My go-to meals are basic (aka 50 shades of burritos), real-food based and provide essential macro nutrients (protein, carbs, fat), vitamins, minerals, and they actually taste good. My favorites include tuna wraps (add pickle relish, shredded cheese, avocado, greens, sliced carrots and bell peppers), black-bean burritos (with cheese and avocado), pre-cooked sausages (cook quicker and easy to store) with sauerkraut (they say it’s good for recovery) and pasta loaded with steamed veggies. When I really go to the well on a big run, I reward myself and eat at a restaurant to ensure I get enough calories and feel satisfied.
5. Go for It
Don’t hold back! The dirtbag dream is literally being able to run on amazing trails day after day that most people must block out vacation time for. If you can dream it, you can probably run it. If you manage your time and budget wisely, you will be amazed at how many incredible trails you can have at your footsteps.
In the past month alone, I have run in Zion National Park (UT), the Grand Canyon (AZ), Buckskin Gulch (UT), Moab (UT), Bear’s Ears (UT), Sedona (AZ), Flagstaff (AZ), Mammoth Lakes (CA), Durango (CO), Sand Canyon (CO), Las Vegas (NV) and Death Valley (CA).
As I write this, I am about the hit the road from Durango to Moab. Sometimes it’s hard to leave places that I am just beginning to know, but then I remember that this mobile lifestyle affords me the opportunity to return to these places when the time is right. I can deal with a little dirt, cramped quarters, crusty running socks and cold burritos, because the feeling I get each time I step foot on a new trail is clean, shiny, warm and ripe with possibilities.

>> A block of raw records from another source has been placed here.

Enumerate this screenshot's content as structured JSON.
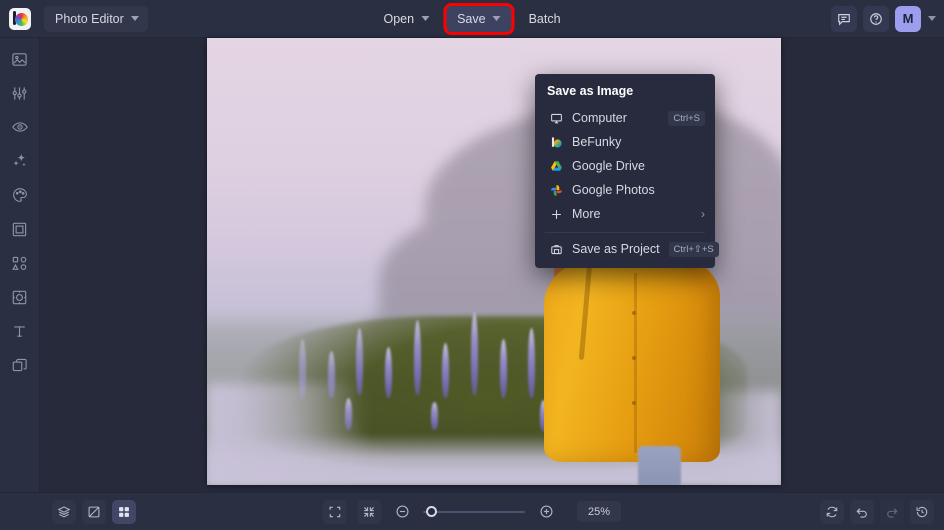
{
  "app": {
    "logo": "befunky-logo-icon",
    "module_name": "Photo Editor"
  },
  "toolbar": {
    "open_label": "Open",
    "save_label": "Save",
    "batch_label": "Batch",
    "highlight_color": "#ff0000",
    "feedback_icon": "feedback-icon",
    "help_icon": "help-icon",
    "avatar_initial": "M"
  },
  "sidebar": {
    "items": [
      {
        "icon": "image-icon",
        "name": "edit"
      },
      {
        "icon": "sliders-icon",
        "name": "adjust"
      },
      {
        "icon": "eye-icon",
        "name": "effects"
      },
      {
        "icon": "sparkles-icon",
        "name": "artsy"
      },
      {
        "icon": "palette-icon",
        "name": "touch-up"
      },
      {
        "icon": "frame-icon",
        "name": "frames"
      },
      {
        "icon": "shapes-icon",
        "name": "graphics"
      },
      {
        "icon": "textures-icon",
        "name": "textures"
      },
      {
        "icon": "text-icon",
        "name": "text"
      },
      {
        "icon": "layers-stack-icon",
        "name": "overlays"
      }
    ]
  },
  "save_menu": {
    "title": "Save as Image",
    "items": [
      {
        "label": "Computer",
        "icon": "monitor-icon",
        "shortcut": "Ctrl+S"
      },
      {
        "label": "BeFunky",
        "icon": "befunky-icon",
        "shortcut": ""
      },
      {
        "label": "Google Drive",
        "icon": "google-drive-icon",
        "shortcut": ""
      },
      {
        "label": "Google Photos",
        "icon": "google-photos-icon",
        "shortcut": ""
      },
      {
        "label": "More",
        "icon": "plus-icon",
        "shortcut": "",
        "submenu": true
      }
    ],
    "project": {
      "label": "Save as Project",
      "icon": "briefcase-icon",
      "shortcut": "Ctrl+⇧+S"
    }
  },
  "bottombar": {
    "layers_icon": "layers-icon",
    "compare_icon": "compare-icon",
    "grid_icon": "grid-icon",
    "fit_icon": "fit-screen-icon",
    "actual_icon": "collapse-icon",
    "zoom_out_icon": "zoom-out-icon",
    "zoom_in_icon": "zoom-in-icon",
    "zoom_level": "25%",
    "reset_icon": "reset-icon",
    "undo_icon": "undo-icon",
    "redo_icon": "redo-icon",
    "history_icon": "history-icon"
  },
  "canvas": {
    "description": "Double exposure photo: woman in yellow raincoat and gray beanie over lupine meadow",
    "background_color": "#262a3b"
  }
}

Morgan Sjogren runs wild with words anywhere she can get to with her running shoes and a pen! Follow her adventures, writing and trail racing on Instagram @running_bum_ and her blog: therunningbum.com.